## Problem details
Copy each line of the data below in which the word "arrow" can be found.

(Dataset rows for apps and sites)
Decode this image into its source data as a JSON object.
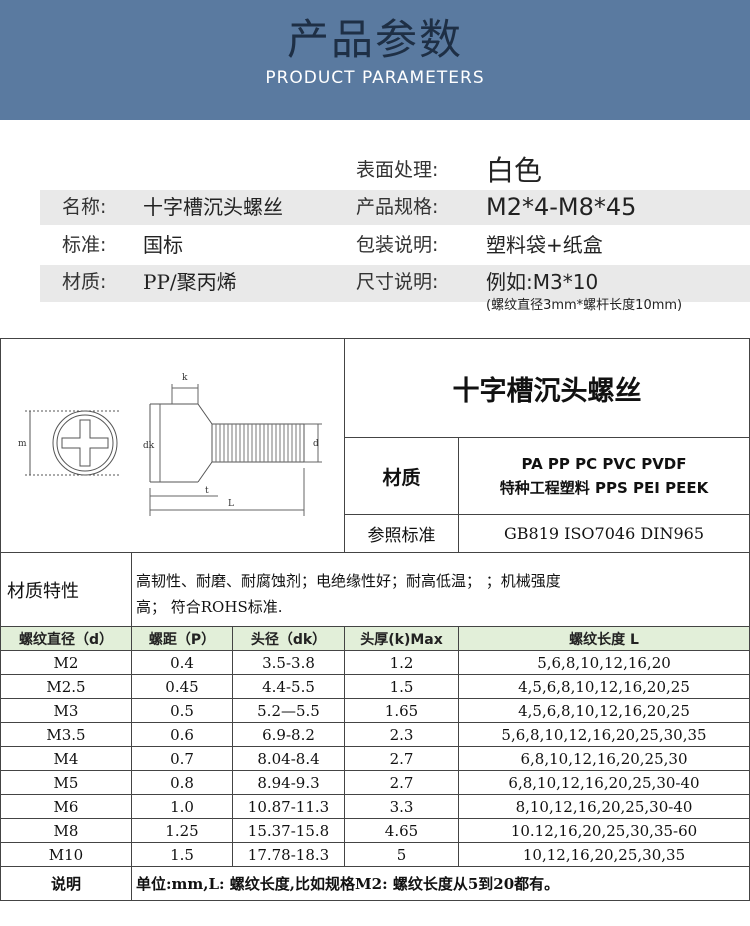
{
  "header": {
    "title": "产品参数",
    "subtitle": "PRODUCT PARAMETERS"
  },
  "info": [
    {
      "label1": "",
      "value1": "",
      "label2": "表面处理:",
      "value2": "白色"
    },
    {
      "label1": "名称:",
      "value1": "十字槽沉头螺丝",
      "label2": "产品规格:",
      "value2": "M2*4-M8*45"
    },
    {
      "label1": "标准:",
      "value1": "国标",
      "label2": "包装说明:",
      "value2": "塑料袋+纸盒"
    },
    {
      "label1": "材质:",
      "value1": "PP/聚丙烯",
      "label2": "尺寸说明:",
      "value2": "例如:M3*10"
    }
  ],
  "size_note": "(螺纹直径3mm*螺杆长度10mm)",
  "diagram": {
    "m": "m",
    "k": "k",
    "dk": "dk",
    "d": "d",
    "t": "t",
    "L": "L"
  },
  "product_name": "十字槽沉头螺丝",
  "material_label": "材质",
  "material_values": [
    "PA PP PC PVC  PVDF",
    "特种工程塑料 PPS PEI  PEEK"
  ],
  "standard_label": "参照标准",
  "standard_value": "GB819  ISO7046  DIN965",
  "properties_label": "材质特性",
  "properties_line1": "高韧性、耐磨、耐腐蚀剂；电绝缘性好；耐高低温；              ；机械强度",
  "properties_line2": "高；             符合ROHS标准.",
  "table": {
    "headers": [
      "螺纹直径（d）",
      "螺距（P）",
      "头径（dk）",
      "头厚(k)Max",
      "螺纹长度 L"
    ],
    "rows": [
      [
        "M2",
        "0.4",
        "3.5-3.8",
        "1.2",
        "5,6,8,10,12,16,20"
      ],
      [
        "M2.5",
        "0.45",
        "4.4-5.5",
        "1.5",
        "4,5,6,8,10,12,16,20,25"
      ],
      [
        "M3",
        "0.5",
        "5.2—5.5",
        "1.65",
        "4,5,6,8,10,12,16,20,25"
      ],
      [
        "M3.5",
        "0.6",
        "6.9-8.2",
        "2.3",
        "5,6,8,10,12,16,20,25,30,35"
      ],
      [
        "M4",
        "0.7",
        "8.04-8.4",
        "2.7",
        "6,8,10,12,16,20,25,30"
      ],
      [
        "M5",
        "0.8",
        "8.94-9.3",
        "2.7",
        "6,8,10,12,16,20,25,30-40"
      ],
      [
        "M6",
        "1.0",
        "10.87-11.3",
        "3.3",
        "8,10,12,16,20,25,30-40"
      ],
      [
        "M8",
        "1.25",
        "15.37-15.8",
        "4.65",
        "10.12,16,20,25,30,35-60"
      ],
      [
        "M10",
        "1.5",
        "17.78-18.3",
        "5",
        "10,12,16,20,25,30,35"
      ]
    ],
    "footer_label": "说明",
    "footer_text": "单位:mm,L: 螺纹长度,比如规格M2: 螺纹长度从5到20都有。"
  }
}
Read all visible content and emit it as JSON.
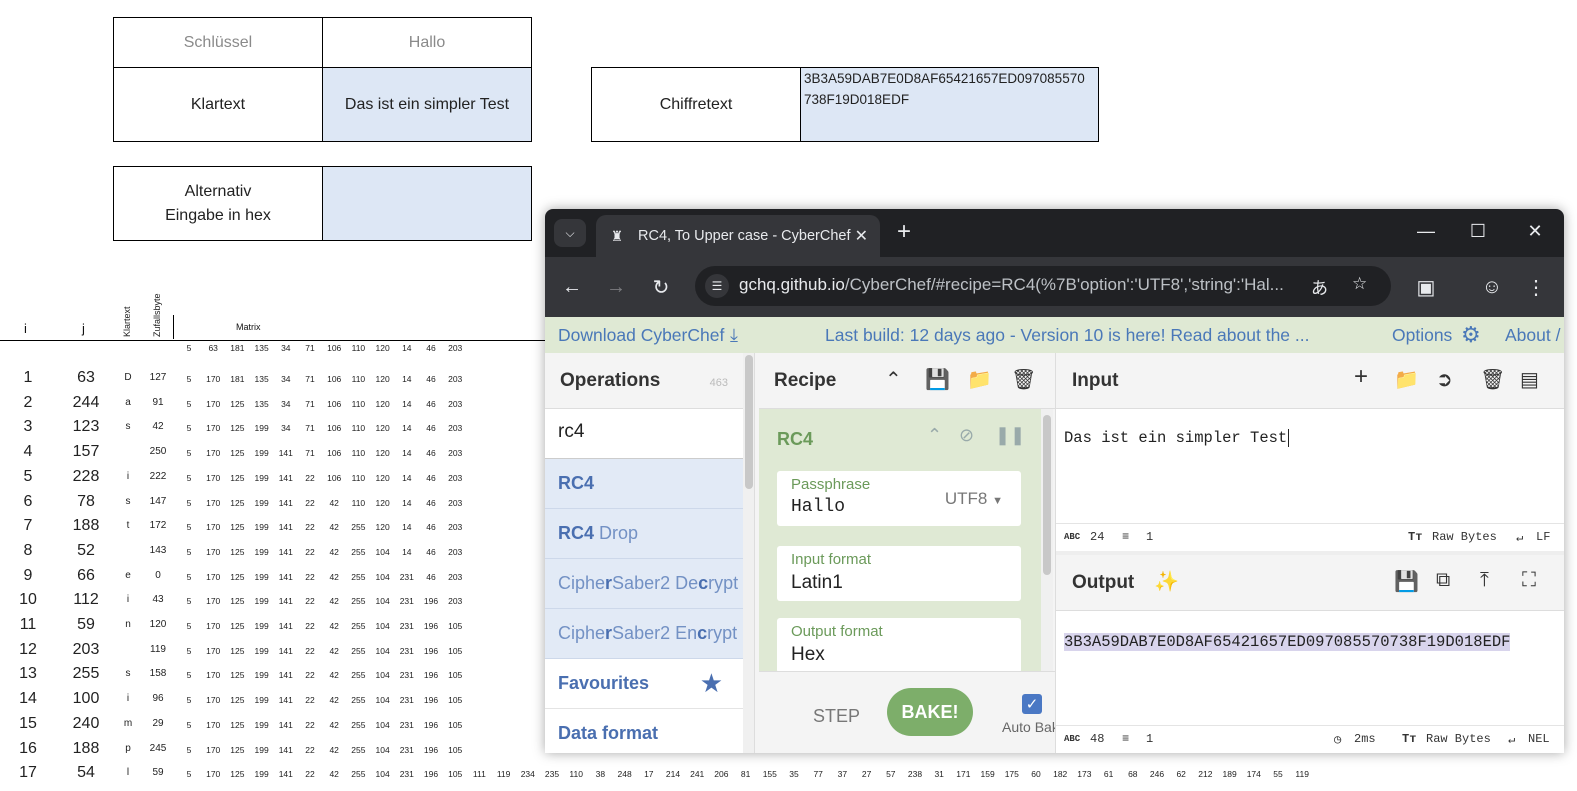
{
  "sheet": {
    "key_label": "Schlüssel",
    "key_value": "Hallo",
    "plain_label": "Klartext",
    "plain_value": "Das ist ein simpler Test",
    "cipher_label": "Chiffretext",
    "cipher_value_line1": "3B3A59DAB7E0D8AF65421657ED097085570",
    "cipher_value_line2": "738F19D018EDF",
    "alt_label_line1": "Alternativ",
    "alt_label_line2": "Eingabe in hex",
    "alt_value": "",
    "col_i": "i",
    "col_j": "j",
    "col_klartext": "Klartext",
    "col_zufallsbyte": "Zufallsbyte",
    "col_matrix": "Matrix",
    "matrix_header": [
      "5",
      "63",
      "181",
      "135",
      "34",
      "71",
      "106",
      "110",
      "120",
      "14",
      "46",
      "203"
    ],
    "rows": [
      {
        "i": "1",
        "j": "63",
        "k": "D",
        "z": "127",
        "m": [
          "5",
          "170",
          "181",
          "135",
          "34",
          "71",
          "106",
          "110",
          "120",
          "14",
          "46",
          "203"
        ]
      },
      {
        "i": "2",
        "j": "244",
        "k": "a",
        "z": "91",
        "m": [
          "5",
          "170",
          "125",
          "135",
          "34",
          "71",
          "106",
          "110",
          "120",
          "14",
          "46",
          "203"
        ]
      },
      {
        "i": "3",
        "j": "123",
        "k": "s",
        "z": "42",
        "m": [
          "5",
          "170",
          "125",
          "199",
          "34",
          "71",
          "106",
          "110",
          "120",
          "14",
          "46",
          "203"
        ]
      },
      {
        "i": "4",
        "j": "157",
        "k": "",
        "z": "250",
        "m": [
          "5",
          "170",
          "125",
          "199",
          "141",
          "71",
          "106",
          "110",
          "120",
          "14",
          "46",
          "203"
        ]
      },
      {
        "i": "5",
        "j": "228",
        "k": "i",
        "z": "222",
        "m": [
          "5",
          "170",
          "125",
          "199",
          "141",
          "22",
          "106",
          "110",
          "120",
          "14",
          "46",
          "203"
        ]
      },
      {
        "i": "6",
        "j": "78",
        "k": "s",
        "z": "147",
        "m": [
          "5",
          "170",
          "125",
          "199",
          "141",
          "22",
          "42",
          "110",
          "120",
          "14",
          "46",
          "203"
        ]
      },
      {
        "i": "7",
        "j": "188",
        "k": "t",
        "z": "172",
        "m": [
          "5",
          "170",
          "125",
          "199",
          "141",
          "22",
          "42",
          "255",
          "120",
          "14",
          "46",
          "203"
        ]
      },
      {
        "i": "8",
        "j": "52",
        "k": "",
        "z": "143",
        "m": [
          "5",
          "170",
          "125",
          "199",
          "141",
          "22",
          "42",
          "255",
          "104",
          "14",
          "46",
          "203"
        ]
      },
      {
        "i": "9",
        "j": "66",
        "k": "e",
        "z": "0",
        "m": [
          "5",
          "170",
          "125",
          "199",
          "141",
          "22",
          "42",
          "255",
          "104",
          "231",
          "46",
          "203"
        ]
      },
      {
        "i": "10",
        "j": "112",
        "k": "i",
        "z": "43",
        "m": [
          "5",
          "170",
          "125",
          "199",
          "141",
          "22",
          "42",
          "255",
          "104",
          "231",
          "196",
          "203"
        ]
      },
      {
        "i": "11",
        "j": "59",
        "k": "n",
        "z": "120",
        "m": [
          "5",
          "170",
          "125",
          "199",
          "141",
          "22",
          "42",
          "255",
          "104",
          "231",
          "196",
          "105"
        ]
      },
      {
        "i": "12",
        "j": "203",
        "k": "",
        "z": "119",
        "m": [
          "5",
          "170",
          "125",
          "199",
          "141",
          "22",
          "42",
          "255",
          "104",
          "231",
          "196",
          "105"
        ]
      },
      {
        "i": "13",
        "j": "255",
        "k": "s",
        "z": "158",
        "m": [
          "5",
          "170",
          "125",
          "199",
          "141",
          "22",
          "42",
          "255",
          "104",
          "231",
          "196",
          "105"
        ]
      },
      {
        "i": "14",
        "j": "100",
        "k": "i",
        "z": "96",
        "m": [
          "5",
          "170",
          "125",
          "199",
          "141",
          "22",
          "42",
          "255",
          "104",
          "231",
          "196",
          "105"
        ]
      },
      {
        "i": "15",
        "j": "240",
        "k": "m",
        "z": "29",
        "m": [
          "5",
          "170",
          "125",
          "199",
          "141",
          "22",
          "42",
          "255",
          "104",
          "231",
          "196",
          "105"
        ]
      },
      {
        "i": "16",
        "j": "188",
        "k": "p",
        "z": "245",
        "m": [
          "5",
          "170",
          "125",
          "199",
          "141",
          "22",
          "42",
          "255",
          "104",
          "231",
          "196",
          "105"
        ]
      },
      {
        "i": "17",
        "j": "54",
        "k": "l",
        "z": "59",
        "m": [
          "5",
          "170",
          "125",
          "199",
          "141",
          "22",
          "42",
          "255",
          "104",
          "231",
          "196",
          "105",
          "111",
          "119",
          "234",
          "235",
          "110",
          "38",
          "248",
          "17",
          "214",
          "241",
          "206",
          "81",
          "155",
          "35",
          "77",
          "37",
          "27",
          "57",
          "238",
          "31",
          "171",
          "159",
          "175",
          "60",
          "182",
          "173",
          "61",
          "68",
          "246",
          "62",
          "212",
          "189",
          "174",
          "55",
          "119"
        ]
      }
    ]
  },
  "browser": {
    "tab_title": "RC4, To Upper case - CyberChef",
    "url_host": "gchq.github.io",
    "url_rest": "/CyberChef/#recipe=RC4(%7B'option':'UTF8','string':'Hal...",
    "icons": {
      "tab_dropdown": "chevron-down-icon",
      "favicon": "chef-hat-icon",
      "back": "arrow-left-icon",
      "forward": "arrow-right-icon",
      "reload": "reload-icon",
      "translate": "translate-icon",
      "star": "star-icon",
      "extensions": "puzzle-icon",
      "profile": "account-icon",
      "menu": "kebab-menu-icon"
    }
  },
  "cyberchef": {
    "banner_download": "Download CyberChef",
    "banner_build": "Last build: 12 days ago - Version 10 is here! Read about the ...",
    "banner_options": "Options",
    "banner_about": "About /",
    "ops_title": "Operations",
    "ops_count": "463",
    "ops_search": "rc4",
    "ops_results": [
      {
        "pre": "",
        "bold": "RC4",
        "post": ""
      },
      {
        "pre": "",
        "bold": "RC4",
        "post": " Drop"
      },
      {
        "pre": "Ciphe",
        "bold": "r",
        "post": "Saber2 De",
        "bold2": "c",
        "post2": "rypt"
      },
      {
        "pre": "Ciphe",
        "bold": "r",
        "post": "Saber2 En",
        "bold2": "c",
        "post2": "rypt"
      }
    ],
    "cat_favourites": "Favourites",
    "cat_data_format": "Data format",
    "recipe_title": "Recipe",
    "recipe_op_name": "RC4",
    "passphrase_label": "Passphrase",
    "passphrase_value": "Hallo",
    "passphrase_encoding": "UTF8",
    "input_format_label": "Input format",
    "input_format_value": "Latin1",
    "output_format_label": "Output format",
    "output_format_value": "Hex",
    "step_label": "STEP",
    "bake_label": "BAKE!",
    "auto_bake_label": "Auto Bake",
    "input_title": "Input",
    "input_text": "Das ist ein simpler Test",
    "input_chars": "24",
    "input_lines": "1",
    "input_raw": "Raw Bytes",
    "input_eol": "LF",
    "output_title": "Output",
    "output_text": "3B3A59DAB7E0D8AF65421657ED097085570738F19D018EDF",
    "output_chars": "48",
    "output_lines": "1",
    "output_time": "2ms",
    "output_raw": "Raw Bytes",
    "output_eol": "NEL",
    "colors": {
      "banner_bg": "#dfe9d4",
      "op_bg": "#e2eaf6",
      "bake": "#7dae6a",
      "link": "#4a78b8"
    }
  }
}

## Solution to the exercise
      "back": "arrow-left-icon",
      "forward": "arrow-right-icon",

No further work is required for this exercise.